America has long been a nation that rewards innovation and initiative with an environment that welcomes and fosters new ideas. Our free-market economy has thrived from having the best and brightest minds – whether home-grown or foreign nationals – who seek out the careers, personal opportunities and freedoms available here in America. Along the way, the United States has become one of the greatest nations in terms of prosperity and economic growth.
Are we surrendering this competitive high ground?
China is rapidly developing its internal education infrastructure and enacting reforms to encourage Chinese scientists and engineers to stay home. India is also evolving internally to retain the country’s domestic talent. In addition, another major contender has emerged in the global fight for talent: the European Union.
The EU, facing a shortage of 20 million skilled workers over the next 20 years, has stepped up to the international race for talent by streamlining its immigration process. Under their proposal, foreign workers would fill out a single application for any of the EU’s 27 member nations. Workers will get their “blue card” in one to three months.
Their proposal would offer faster approval and employment guarantees.
European leaders are banking that their immigration reforms will secure their workforce for years to come, lending renewed vitality to their economies. This aggressive workforce initiative should come as a warning sign to the United States, a warning that our history of welcoming innovation and the bright-minded has succeeded. Now others are not satisfied with emulation – they seek to exceed us.
Ireland, Australia, New Zealand and the United Kingdom have all enacted policy reforms to their immigration system in the past year that reflects their educational or economic needs. Meanwhile, what did the U.S. do? Nothing. We continue to place arbitrary caps on the number of high-skill visas available and refuse to reform the employment-based green card process to reflect the needs of our employers or advanced manufacturing economy.
While we’ve created a bottleneck, the EU has gladly opened its doors to these skilled professionals. And, where the talent is, job growth will follow.
Clearly, the U.S. cannot continue to accept the status quo in immigration, nor can we add more barriers, controls and restrictions and call it reform. An immigration system that works and reflects the needs of America’s manufacturing economy is vital to our prosperity.
Lawmakers have responded to the shortterm demands of a stumbling economy, offering incentives to help get the nation moving again. But we also need long-term reforms for sustainable economic growth. What happens if we continue to be tripped up by shortages of skilled employees, the thinkers and innovators, the technically skilled and the willing to work? What kind of future prosperity will today’s children have if we limit access to the drivers of economic innovation?
Let’s think about the future, and let’s stay on our feet. Much-needed reforms must be enacted this year to maintain a competitive edge.

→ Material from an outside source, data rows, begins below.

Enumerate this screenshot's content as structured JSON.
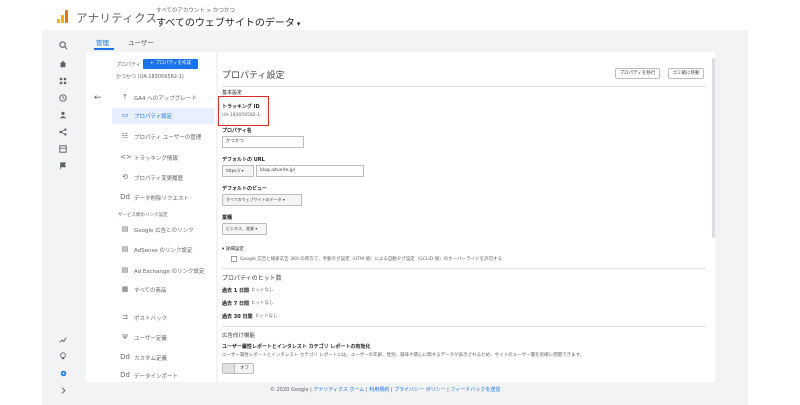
{
  "header": {
    "app_title": "アナリティクス",
    "account_path": "すべてのアカウント > かつかつ",
    "view_title": "すべてのウェブサイトのデータ",
    "view_caret": "▾",
    "brand_colors": [
      "#f9ab00",
      "#e37400"
    ]
  },
  "rail": {
    "icons": [
      "search-icon",
      "home-icon",
      "dashboard-icon",
      "clock-icon",
      "person-icon",
      "acquisition-icon",
      "behavior-icon",
      "flag-icon",
      "discover-icon",
      "lightbulb-icon",
      "gear-icon",
      "expand-icon"
    ]
  },
  "tabs": {
    "admin": "管理",
    "user": "ユーザー"
  },
  "property_column": {
    "label": "プロパティ",
    "create_button": "+ プロパティを作成",
    "property_name": "かつかつ (UA-183056582-1)",
    "back_icon": "←",
    "items": [
      {
        "icon": "↑",
        "label": "GA4 へのアップグレード"
      },
      {
        "icon": "▭",
        "label": "プロパティ設定"
      },
      {
        "icon": "☷",
        "label": "プロパティ ユーザーの管理"
      },
      {
        "icon": "<>",
        "label": "トラッキング情報"
      },
      {
        "icon": "⟲",
        "label": "プロパティ変更履歴"
      },
      {
        "icon": "Dd",
        "label": "データ削除リクエスト"
      }
    ],
    "section_heading": "サービス間のリンク設定",
    "link_items": [
      {
        "icon": "▤",
        "label": "Google 広告とのリンク"
      },
      {
        "icon": "▤",
        "label": "AdSense のリンク設定"
      },
      {
        "icon": "▤",
        "label": "Ad Exchange のリンク設定"
      },
      {
        "icon": "▦",
        "label": "すべての商品"
      }
    ],
    "more_items": [
      {
        "icon": "⊐",
        "label": "ポストバック"
      },
      {
        "icon": "Ψ",
        "label": "ユーザー定義"
      },
      {
        "icon": "Dd",
        "label": "カスタム定義"
      },
      {
        "icon": "Dd",
        "label": "データインポート"
      }
    ]
  },
  "panel": {
    "title": "プロパティ設定",
    "trash_button": "プロパティを移行",
    "trash2_button": "ゴミ箱に移動",
    "basic_settings": "基本設定",
    "tracking_id_label": "トラッキング ID",
    "tracking_id": "UA-183056582-1",
    "property_name_label": "プロパティ名",
    "property_name_value": "かつかつ",
    "default_url_label": "デフォルトの URL",
    "protocol": "https:// ▾",
    "default_url_value": "blog.aitueito.jp/",
    "default_view_label": "デフォルトのビュー",
    "default_view_value": "すべてのウェブサイトのデータ ▾",
    "industry_label": "業種",
    "industry_value": "ビジネス、産業 ▾",
    "advanced_label": "▾ 詳細設定",
    "advanced_option": "Google 広告と検索広告 360 の両方で、手動タグ設定（UTM 値）による自動タグ設定（GCLID 値）のオーバーライドを許可する",
    "hits_heading": "プロパティのヒット数",
    "hits": [
      {
        "period": "過去 1 日間",
        "value": "ヒットなし"
      },
      {
        "period": "過去 7 日間",
        "value": "ヒットなし"
      },
      {
        "period": "過去 30 日間",
        "value": "ヒットなし"
      }
    ],
    "ads_heading": "広告向け機能",
    "ads_feature_title": "ユーザー属性レポートとインタレスト カテゴリ レポートの有効化",
    "ads_feature_desc": "ユーザー属性レポートとインタレスト カテゴリ レポートには、ユーザーの年齢、性別、興味や関心に関するデータが表示されるため、サイトのユーザー層を的確に把握できます。",
    "toggle_state": "オフ"
  },
  "footer": {
    "copyright": "© 2020 Google",
    "links": [
      "アナリティクス ホーム",
      "利用規約",
      "プライバシー ポリシー",
      "フィードバックを送信"
    ]
  }
}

John Engler is president of the National Association of Manufacturers, whose mission is to enhance the competitiveness of manufacturers by shaping a legislative and regulatory environment conducive to U.S. economic growth and to increase understanding among policymakers, the media and the general public about the vital role of manufacturing to America’s economic future and living standards. Visit: www.nam.org.